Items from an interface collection
[Start of section]

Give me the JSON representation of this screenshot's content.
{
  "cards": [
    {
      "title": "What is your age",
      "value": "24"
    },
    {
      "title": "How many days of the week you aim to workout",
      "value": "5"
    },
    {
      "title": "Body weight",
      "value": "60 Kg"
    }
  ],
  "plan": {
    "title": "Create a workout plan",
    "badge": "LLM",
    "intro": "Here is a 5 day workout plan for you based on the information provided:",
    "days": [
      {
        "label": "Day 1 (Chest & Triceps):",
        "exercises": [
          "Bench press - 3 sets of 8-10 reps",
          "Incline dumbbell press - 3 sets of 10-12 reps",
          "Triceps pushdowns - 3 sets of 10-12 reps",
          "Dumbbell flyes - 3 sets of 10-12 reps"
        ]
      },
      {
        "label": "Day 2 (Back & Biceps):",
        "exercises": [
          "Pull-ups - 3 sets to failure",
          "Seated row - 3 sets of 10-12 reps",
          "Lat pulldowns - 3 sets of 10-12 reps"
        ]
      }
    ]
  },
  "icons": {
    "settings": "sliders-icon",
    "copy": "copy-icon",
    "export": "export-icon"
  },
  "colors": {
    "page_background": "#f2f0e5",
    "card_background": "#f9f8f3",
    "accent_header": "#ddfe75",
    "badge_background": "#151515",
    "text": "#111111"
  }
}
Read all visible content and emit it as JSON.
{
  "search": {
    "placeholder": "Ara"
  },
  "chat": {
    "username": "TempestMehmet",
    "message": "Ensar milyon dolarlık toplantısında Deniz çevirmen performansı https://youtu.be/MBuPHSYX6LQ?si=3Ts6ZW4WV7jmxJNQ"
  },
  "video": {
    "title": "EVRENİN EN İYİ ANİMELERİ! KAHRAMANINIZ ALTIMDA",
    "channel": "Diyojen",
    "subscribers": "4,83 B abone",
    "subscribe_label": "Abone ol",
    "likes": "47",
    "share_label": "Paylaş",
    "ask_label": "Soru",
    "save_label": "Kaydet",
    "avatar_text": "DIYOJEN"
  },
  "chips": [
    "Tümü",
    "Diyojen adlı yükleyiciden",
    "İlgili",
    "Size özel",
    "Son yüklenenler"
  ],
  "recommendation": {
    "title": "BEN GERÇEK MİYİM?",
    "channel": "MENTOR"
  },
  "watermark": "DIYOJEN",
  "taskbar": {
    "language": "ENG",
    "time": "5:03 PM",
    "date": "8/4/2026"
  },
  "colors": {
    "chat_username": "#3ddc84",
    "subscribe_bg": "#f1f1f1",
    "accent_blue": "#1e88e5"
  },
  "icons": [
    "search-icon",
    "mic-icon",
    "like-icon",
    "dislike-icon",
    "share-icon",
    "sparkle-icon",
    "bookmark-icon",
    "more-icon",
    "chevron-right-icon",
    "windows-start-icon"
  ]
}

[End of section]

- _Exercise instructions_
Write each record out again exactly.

- _Solution to this problem_
Give me the JSON representation of this screenshot's content.
{
  "cards": [
    {
      "title": "What is your age",
      "value": "24"
    },
    {
      "title": "How many days of the week you aim to workout",
      "value": "5"
    },
    {
      "title": "Body weight",
      "value": "60 Kg"
    }
  ],
  "plan": {
    "title": "Create a workout plan",
    "badge": "LLM",
    "intro": "Here is a 5 day workout plan for you based on the information provided:",
    "days": [
      {
        "label": "Day 1 (Chest & Triceps):",
        "exercises": [
          "Bench press - 3 sets of 8-10 reps",
          "Incline dumbbell press - 3 sets of 10-12 reps",
          "Triceps pushdowns - 3 sets of 10-12 reps",
          "Dumbbell flyes - 3 sets of 10-12 reps"
        ]
      },
      {
        "label": "Day 2 (Back & Biceps):",
        "exercises": [
          "Pull-ups - 3 sets to failure",
          "Seated row - 3 sets of 10-12 reps",
          "Lat pulldowns - 3 sets of 10-12 reps"
        ]
      }
    ]
  },
  "icons": {
    "settings": "sliders-icon",
    "copy": "copy-icon",
    "export": "export-icon"
  },
  "colors": {
    "page_background": "#f2f0e5",
    "card_background": "#f9f8f3",
    "accent_header": "#ddfe75",
    "badge_background": "#151515",
    "text": "#111111"
  }
}
Read all visible content and emit it as JSON.
{
  "search": {
    "placeholder": "Ara"
  },
  "chat": {
    "username": "TempestMehmet",
    "message": "Ensar milyon dolarlık toplantısında Deniz çevirmen performansı https://youtu.be/MBuPHSYX6LQ?si=3Ts6ZW4WV7jmxJNQ"
  },
  "video": {
    "title": "EVRENİN EN İYİ ANİMELERİ! KAHRAMANINIZ ALTIMDA",
    "channel": "Diyojen",
    "subscribers": "4,83 B abone",
    "subscribe_label": "Abone ol",
    "likes": "47",
    "share_label": "Paylaş",
    "ask_label": "Soru",
    "save_label": "Kaydet",
    "avatar_text": "DIYOJEN"
  },
  "chips": [
    "Tümü",
    "Diyojen adlı yükleyiciden",
    "İlgili",
    "Size özel",
    "Son yüklenenler"
  ],
  "recommendation": {
    "title": "BEN GERÇEK MİYİM?",
    "channel": "MENTOR"
  },
  "watermark": "DIYOJEN",
  "taskbar": {
    "language": "ENG",
    "time": "5:03 PM",
    "date": "8/4/2026"
  },
  "colors": {
    "chat_username": "#3ddc84",
    "subscribe_bg": "#f1f1f1",
    "accent_blue": "#1e88e5"
  },
  "icons": [
    "search-icon",
    "mic-icon",
    "like-icon",
    "dislike-icon",
    "share-icon",
    "sparkle-icon",
    "bookmark-icon",
    "more-icon",
    "chevron-right-icon",
    "windows-start-icon"
  ]
}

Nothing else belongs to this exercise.